Common complaints included the effect of four years of construction on the school and surrounding neighborhoods, additional traffic, lack of emergency access, and lack of public benefits.

Opponents also complained it doesn't meet local affordable housing needs and would remove too much wildlife habitat.

"This project is a huge commercial enterprise with over 225 employees ... plunked down in the middle of a residential area," said Rosalie Howarth, a nearby resident and a leader of Save Seven Hills Ranch, a group which gathered about 4,000 signatures in petitions against the project.

"The developer pretends it's housing when it suits them but then they're very quick to point out that they are not bound by the kinds of restrictions and amenities required of true housing developments because they are not housing," Howarth said. "You can't have it both ways."

Supporters said it's a good use of the land. Spieker has agreed to implement a financial assistance program whereby the facility operator would establish an annuity of $2 million toward subsidies for lower- income households that would not otherwise have the financial means to live in the facility.

Spieker will also pay $3 million over 10 years to county parks, trails or open space in the Walnut Creek area. Spieker has said security concerns preclude it from allowing trails and public access to the site, but the company would dedicate 2.4 acres along the site west boundary for public purposes.

"This project provides much needed independent housing for seniors and it also makes available neighborhood housing for families as those seniors sell their homes to move into this community," said Amy Worth, an Orinda city councilmember and board member of the Metropolitan Transportation Commission.

County staff said traffic projections for single family housing on the site would be higher than what would be generated by the Spieker development. Staff said the county projects 166 single family homes could be built on the site, not including extra attached units that could be added.

Amenities will include a swimming pool, tennis and bocce courts, dog parks, gardening center, walking trails, gym, auditorium, restaurants, bar, theatre, library, and clubhouse. The site will include 594 parking spaces.

Comments

Cyndie
Registered user
Walnut Creek
on Nov 30, 2022 at 1:08 pm
Cyndie, Walnut Creek
Registered user
on Nov 30, 2022 at 1:08 pm

It is a crying shame that the board would unanimously approve such a project. A project which does not adhere to zoning requirements, is far outside of the scope of acceptable uses for the property, will have significant negative impacts on the environment (as well as the surrounding community) and has so many objectors. What is the use of having a public comment session if the comments will not be taken into consideration?

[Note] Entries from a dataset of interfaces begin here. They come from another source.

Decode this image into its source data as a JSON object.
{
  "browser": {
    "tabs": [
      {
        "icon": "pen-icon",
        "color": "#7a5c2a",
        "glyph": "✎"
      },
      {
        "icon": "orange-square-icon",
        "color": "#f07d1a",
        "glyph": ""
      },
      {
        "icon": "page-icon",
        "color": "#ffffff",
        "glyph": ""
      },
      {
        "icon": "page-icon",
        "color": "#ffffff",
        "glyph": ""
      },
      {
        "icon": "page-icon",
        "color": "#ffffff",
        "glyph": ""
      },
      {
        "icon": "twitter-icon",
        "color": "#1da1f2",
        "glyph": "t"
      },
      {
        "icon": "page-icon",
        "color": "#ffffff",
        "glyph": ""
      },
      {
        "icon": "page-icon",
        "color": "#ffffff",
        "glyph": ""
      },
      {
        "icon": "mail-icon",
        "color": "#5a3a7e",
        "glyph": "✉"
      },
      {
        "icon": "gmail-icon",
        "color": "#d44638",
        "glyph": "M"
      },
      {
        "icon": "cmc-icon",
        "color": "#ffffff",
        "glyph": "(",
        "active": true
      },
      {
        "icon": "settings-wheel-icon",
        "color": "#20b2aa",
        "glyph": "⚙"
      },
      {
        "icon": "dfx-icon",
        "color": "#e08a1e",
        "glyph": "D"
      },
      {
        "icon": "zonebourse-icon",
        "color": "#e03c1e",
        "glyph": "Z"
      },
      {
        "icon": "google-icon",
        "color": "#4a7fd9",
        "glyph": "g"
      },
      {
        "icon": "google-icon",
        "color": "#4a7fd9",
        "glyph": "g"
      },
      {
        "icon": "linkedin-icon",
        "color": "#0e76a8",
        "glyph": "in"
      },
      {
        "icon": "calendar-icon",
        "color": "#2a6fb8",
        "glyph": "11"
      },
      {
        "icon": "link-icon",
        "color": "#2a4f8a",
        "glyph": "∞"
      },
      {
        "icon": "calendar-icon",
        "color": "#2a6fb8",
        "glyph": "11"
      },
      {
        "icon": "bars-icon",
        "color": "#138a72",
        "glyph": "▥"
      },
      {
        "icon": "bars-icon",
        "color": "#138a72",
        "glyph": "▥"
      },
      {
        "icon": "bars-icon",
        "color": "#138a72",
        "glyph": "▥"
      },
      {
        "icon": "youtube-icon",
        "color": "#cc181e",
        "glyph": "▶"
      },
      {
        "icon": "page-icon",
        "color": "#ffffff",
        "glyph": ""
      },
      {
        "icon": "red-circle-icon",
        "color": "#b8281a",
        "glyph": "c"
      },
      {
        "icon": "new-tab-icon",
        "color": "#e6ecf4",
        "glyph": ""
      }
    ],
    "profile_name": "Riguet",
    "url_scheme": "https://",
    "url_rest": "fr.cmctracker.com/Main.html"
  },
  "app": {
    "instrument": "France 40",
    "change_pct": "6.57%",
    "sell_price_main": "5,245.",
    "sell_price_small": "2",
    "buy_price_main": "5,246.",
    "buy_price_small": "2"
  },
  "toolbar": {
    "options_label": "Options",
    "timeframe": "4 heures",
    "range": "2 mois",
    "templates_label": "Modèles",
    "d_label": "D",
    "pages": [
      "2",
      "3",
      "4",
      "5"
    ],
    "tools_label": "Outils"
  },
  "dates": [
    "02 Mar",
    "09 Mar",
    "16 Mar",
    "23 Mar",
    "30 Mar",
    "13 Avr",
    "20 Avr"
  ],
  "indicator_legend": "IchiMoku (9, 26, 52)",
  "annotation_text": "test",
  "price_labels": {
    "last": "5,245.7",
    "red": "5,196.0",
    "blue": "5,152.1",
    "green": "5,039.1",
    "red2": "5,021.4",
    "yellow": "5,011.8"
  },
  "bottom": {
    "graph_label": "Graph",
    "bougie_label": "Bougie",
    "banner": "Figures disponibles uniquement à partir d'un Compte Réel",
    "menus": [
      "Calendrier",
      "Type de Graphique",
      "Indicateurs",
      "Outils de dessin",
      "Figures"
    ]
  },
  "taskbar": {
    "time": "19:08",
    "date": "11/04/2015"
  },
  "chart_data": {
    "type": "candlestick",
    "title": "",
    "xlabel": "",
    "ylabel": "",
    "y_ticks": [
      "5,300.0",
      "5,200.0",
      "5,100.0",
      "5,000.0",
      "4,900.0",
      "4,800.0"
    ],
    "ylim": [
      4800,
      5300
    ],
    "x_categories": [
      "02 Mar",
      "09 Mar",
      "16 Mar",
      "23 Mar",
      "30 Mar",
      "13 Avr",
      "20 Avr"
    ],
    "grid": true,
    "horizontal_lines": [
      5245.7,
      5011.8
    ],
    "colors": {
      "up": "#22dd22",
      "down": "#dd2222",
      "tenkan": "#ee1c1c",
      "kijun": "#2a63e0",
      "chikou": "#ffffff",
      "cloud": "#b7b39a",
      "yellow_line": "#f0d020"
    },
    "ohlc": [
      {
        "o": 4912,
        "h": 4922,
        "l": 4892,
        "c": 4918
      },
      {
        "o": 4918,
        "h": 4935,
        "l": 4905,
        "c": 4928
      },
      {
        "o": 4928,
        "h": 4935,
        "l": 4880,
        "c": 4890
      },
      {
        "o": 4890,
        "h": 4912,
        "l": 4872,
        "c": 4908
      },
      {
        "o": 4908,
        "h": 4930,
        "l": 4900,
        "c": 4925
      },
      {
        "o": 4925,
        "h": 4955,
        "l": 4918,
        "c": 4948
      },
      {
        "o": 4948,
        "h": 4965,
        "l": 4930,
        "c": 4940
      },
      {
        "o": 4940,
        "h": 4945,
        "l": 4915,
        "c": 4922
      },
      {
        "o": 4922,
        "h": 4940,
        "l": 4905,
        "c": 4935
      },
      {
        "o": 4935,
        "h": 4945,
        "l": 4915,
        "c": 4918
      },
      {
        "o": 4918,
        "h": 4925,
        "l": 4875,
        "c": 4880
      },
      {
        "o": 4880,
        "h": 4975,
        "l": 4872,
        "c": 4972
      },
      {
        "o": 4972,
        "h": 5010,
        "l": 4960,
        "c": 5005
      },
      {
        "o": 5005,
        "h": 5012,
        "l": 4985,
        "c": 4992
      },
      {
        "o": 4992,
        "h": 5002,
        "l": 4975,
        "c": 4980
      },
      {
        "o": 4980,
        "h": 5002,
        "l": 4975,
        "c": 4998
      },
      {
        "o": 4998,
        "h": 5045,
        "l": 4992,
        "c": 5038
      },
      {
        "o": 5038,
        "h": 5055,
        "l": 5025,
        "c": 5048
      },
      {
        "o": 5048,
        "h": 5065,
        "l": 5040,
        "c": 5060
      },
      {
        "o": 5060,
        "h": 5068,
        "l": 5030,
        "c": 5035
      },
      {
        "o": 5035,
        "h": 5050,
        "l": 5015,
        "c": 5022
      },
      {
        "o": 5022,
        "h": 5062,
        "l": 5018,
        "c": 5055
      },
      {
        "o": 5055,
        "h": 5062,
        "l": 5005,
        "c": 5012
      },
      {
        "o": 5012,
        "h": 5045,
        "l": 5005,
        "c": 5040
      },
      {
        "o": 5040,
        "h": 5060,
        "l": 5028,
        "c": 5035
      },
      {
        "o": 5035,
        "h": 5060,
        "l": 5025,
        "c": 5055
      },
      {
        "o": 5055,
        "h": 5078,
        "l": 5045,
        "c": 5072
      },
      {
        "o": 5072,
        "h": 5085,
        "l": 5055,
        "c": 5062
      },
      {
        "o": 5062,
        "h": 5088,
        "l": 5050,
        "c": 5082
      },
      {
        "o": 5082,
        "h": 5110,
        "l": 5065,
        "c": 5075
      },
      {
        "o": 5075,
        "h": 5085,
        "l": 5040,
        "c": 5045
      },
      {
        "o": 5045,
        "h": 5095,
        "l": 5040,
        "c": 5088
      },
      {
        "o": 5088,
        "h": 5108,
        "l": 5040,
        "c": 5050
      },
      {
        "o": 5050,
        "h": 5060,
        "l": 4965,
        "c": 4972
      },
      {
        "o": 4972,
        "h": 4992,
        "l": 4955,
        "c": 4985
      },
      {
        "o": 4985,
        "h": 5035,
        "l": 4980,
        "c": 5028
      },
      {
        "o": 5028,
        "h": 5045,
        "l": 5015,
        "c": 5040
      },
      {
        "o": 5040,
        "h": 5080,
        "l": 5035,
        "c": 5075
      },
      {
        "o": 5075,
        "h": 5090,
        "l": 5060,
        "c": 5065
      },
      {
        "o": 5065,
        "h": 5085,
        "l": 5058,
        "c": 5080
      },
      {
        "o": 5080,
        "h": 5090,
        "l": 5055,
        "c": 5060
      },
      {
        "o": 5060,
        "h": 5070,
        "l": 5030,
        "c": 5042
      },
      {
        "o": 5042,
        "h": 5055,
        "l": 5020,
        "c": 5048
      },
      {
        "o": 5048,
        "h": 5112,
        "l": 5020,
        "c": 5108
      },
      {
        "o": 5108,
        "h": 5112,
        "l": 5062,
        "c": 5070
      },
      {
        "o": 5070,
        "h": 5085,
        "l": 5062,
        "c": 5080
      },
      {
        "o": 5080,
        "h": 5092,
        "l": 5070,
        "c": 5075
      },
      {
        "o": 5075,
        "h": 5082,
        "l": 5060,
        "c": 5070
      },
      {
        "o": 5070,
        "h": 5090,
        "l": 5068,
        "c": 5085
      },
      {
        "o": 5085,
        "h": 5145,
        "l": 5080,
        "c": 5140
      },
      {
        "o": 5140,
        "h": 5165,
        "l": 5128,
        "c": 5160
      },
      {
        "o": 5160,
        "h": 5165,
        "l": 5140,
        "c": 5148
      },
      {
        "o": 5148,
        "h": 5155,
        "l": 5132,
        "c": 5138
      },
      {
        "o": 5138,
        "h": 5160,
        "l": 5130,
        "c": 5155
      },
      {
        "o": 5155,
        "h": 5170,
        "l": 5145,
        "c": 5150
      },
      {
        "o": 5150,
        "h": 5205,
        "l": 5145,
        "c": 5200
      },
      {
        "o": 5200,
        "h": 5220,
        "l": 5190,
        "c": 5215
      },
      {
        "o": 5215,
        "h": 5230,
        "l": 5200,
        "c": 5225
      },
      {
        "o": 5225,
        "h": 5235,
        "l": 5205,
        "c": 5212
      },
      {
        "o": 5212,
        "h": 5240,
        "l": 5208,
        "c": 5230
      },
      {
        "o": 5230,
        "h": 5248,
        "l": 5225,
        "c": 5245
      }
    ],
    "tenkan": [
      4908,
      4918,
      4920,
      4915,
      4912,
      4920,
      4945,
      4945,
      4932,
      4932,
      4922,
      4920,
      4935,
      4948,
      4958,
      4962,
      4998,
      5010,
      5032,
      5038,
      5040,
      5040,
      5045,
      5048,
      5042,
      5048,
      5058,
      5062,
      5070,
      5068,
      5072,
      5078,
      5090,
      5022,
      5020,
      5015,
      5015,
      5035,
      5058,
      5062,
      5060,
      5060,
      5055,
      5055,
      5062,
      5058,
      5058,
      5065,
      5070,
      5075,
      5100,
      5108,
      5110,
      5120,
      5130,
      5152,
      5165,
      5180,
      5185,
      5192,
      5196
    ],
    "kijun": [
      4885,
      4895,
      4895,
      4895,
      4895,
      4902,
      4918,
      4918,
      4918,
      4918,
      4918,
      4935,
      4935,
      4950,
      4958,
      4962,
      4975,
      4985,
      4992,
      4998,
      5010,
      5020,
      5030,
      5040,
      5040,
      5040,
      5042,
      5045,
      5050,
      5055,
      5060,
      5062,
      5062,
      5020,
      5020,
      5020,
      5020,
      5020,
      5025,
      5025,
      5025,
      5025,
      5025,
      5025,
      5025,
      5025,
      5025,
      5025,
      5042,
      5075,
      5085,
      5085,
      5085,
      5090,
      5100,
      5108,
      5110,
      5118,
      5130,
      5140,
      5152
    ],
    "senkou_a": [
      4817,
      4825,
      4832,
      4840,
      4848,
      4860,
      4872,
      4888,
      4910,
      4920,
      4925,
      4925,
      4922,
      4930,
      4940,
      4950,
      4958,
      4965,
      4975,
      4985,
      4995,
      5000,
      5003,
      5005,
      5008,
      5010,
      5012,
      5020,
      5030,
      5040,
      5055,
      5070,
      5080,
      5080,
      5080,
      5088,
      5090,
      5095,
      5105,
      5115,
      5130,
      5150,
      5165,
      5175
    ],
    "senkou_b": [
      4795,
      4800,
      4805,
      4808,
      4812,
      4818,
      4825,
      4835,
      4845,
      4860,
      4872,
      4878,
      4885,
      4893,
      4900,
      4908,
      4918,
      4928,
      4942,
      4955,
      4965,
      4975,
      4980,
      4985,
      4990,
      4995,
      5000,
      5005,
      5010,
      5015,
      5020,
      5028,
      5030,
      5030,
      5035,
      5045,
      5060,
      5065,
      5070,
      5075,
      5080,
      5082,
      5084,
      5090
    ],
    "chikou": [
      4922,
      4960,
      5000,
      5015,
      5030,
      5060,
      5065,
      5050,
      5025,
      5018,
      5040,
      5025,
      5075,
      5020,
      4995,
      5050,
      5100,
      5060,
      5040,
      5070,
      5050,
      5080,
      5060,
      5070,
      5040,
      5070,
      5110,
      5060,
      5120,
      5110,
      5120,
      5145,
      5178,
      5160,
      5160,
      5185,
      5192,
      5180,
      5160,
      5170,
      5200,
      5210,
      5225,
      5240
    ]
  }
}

It is just a shame the board isn't listening to the citizens.


Don't miss out on the discussion!
Sign up to be notified of new comments on this topic.

Post a comment

In order to encourage respectful and thoughtful discussion, commenting on stories is available to those who are registered users. If you are already a registered user and the commenting form is not below, you need to log in. If you are not registered, you can do so here.

Please make sure your comments are truthful, on-topic and do not disrespect another poster. Don't be snarky or belittling. All postings are subject to our TERMS OF USE, and may be deleted if deemed inappropriate by our staff.

See our announcement about requiring registration for commenting.